It was supposed to be establishing the scary woods, but it was just
making me wait for the beginning of the movie whereas the beginning of Signs put a smile on my face.
AK: It sucks you right in.
DA: Yeah, I think I'm getting
Jon Kaplan Syndrome because as the main titles started I thought, "Oh
no, they cut all the good stuff out of this!"
JK: [Laughs] Well, sorry to have
transferred that disease on to you.
AK: If M. Night Shyamalan ever
makes a really good movie again, James Newton Howard might get his
JK: I don't know.
AK: He hasn't been nominated
yet for a Shyamalan movie.
JK: Right but, can you ever
see one of Shyamalan's movies getting that kind of acclaim again?
DA: Yes. I think someplace down
AK: He'll have to find a way to
DA: If he ever finds something
that is really an anti-Shyamalan movie, the way that Spielberg broke
out of his mold with Schindler's List…
well, even though he already had with Color
JK: It might be a while before
he does that. I think this is
what he wants to do.

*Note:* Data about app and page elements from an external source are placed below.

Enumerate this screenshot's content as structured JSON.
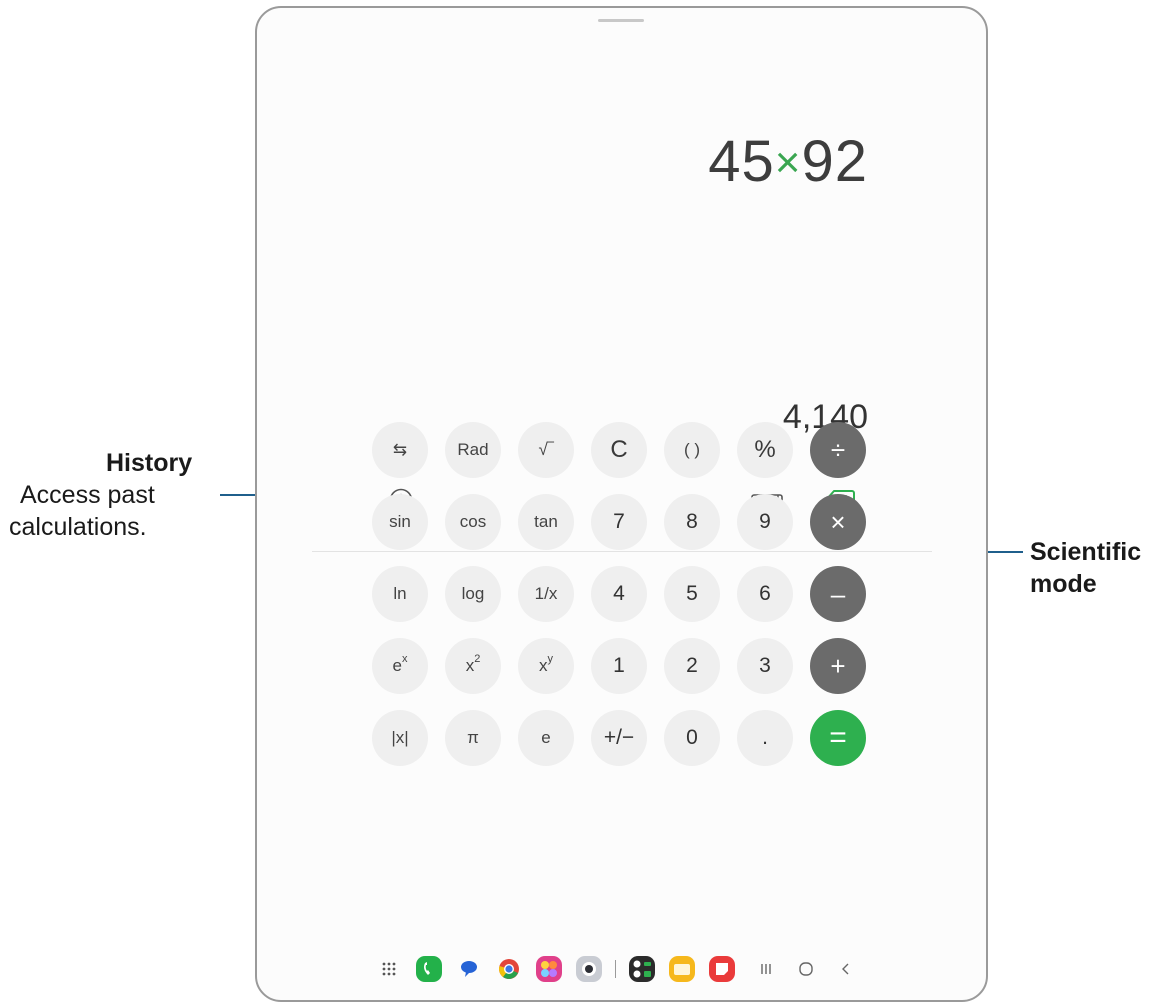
{
  "display": {
    "operand1": "45",
    "operator": "×",
    "operand2": "92",
    "result": "4,140"
  },
  "toolbar": {
    "history_icon": "clock-icon",
    "scientific_icon": "ruler-icon",
    "backspace_icon": "backspace-icon"
  },
  "keypad": {
    "rows": [
      [
        "⇆",
        "Rad",
        "√‾",
        "C",
        "( )",
        "%",
        "÷"
      ],
      [
        "sin",
        "cos",
        "tan",
        "7",
        "8",
        "9",
        "×"
      ],
      [
        "ln",
        "log",
        "1/x",
        "4",
        "5",
        "6",
        "–"
      ],
      [
        "e",
        "x",
        "x",
        "1",
        "2",
        "3",
        "+"
      ],
      [
        "|x|",
        "π",
        "e",
        "+/−",
        "0",
        ".",
        "="
      ]
    ],
    "superscripts": {
      "e_pow": "x",
      "x_sq": "2",
      "x_pow": "y"
    }
  },
  "annotations": {
    "history_title": "History",
    "history_line1": "Access past",
    "history_line2": "calculations.",
    "scientific_line1": "Scientific",
    "scientific_line2": "mode"
  },
  "colors": {
    "accent_green": "#2eb04f",
    "operator_gray": "#6b6b6b",
    "key_bg": "#efefef",
    "callout_line": "#1f5f8c"
  }
}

DA: I think it is now.
JK: Yeah, it's early.
DA: He's young. He may come to
some other things. And he's enough of a name brand that if he does do
something that is significant, I think he'll get a lot of attention for
it. Maybe Life of Pi will
push him -- he didn't write that.
More Village verbosity next week! Join the fun:
|Today in Film Score History:
|Billy Goldenberg records his score for the Amazing Stories episode "The Amazing Falsworth" (1985)
|Charles Strouse born (1928)
|Daniele Amfitheatrof died (1983)
|Dave Grusin begins recording his score to The Heart Is a Lonely Hunter (1968)
|David Buckley born (1976)
|David Raksin begins recording his score for A Lady without Passport (1950)
|Don Peake born (1940)
|Elmer Bernstein begins recording his score for The Shootist (1976)
|Franz Reizenstein born (1911)
|Georges Van Parys born (1902)
|Giong Lim born (1964)
|Lewis Furey born (1949)
|Morton Stevens wins an Emmy for his Hawaii Five-O episode score “A Thousand Pardons, You’re Dead,” and Pete Rugolo wins for his TV movie score The Challengers (1970)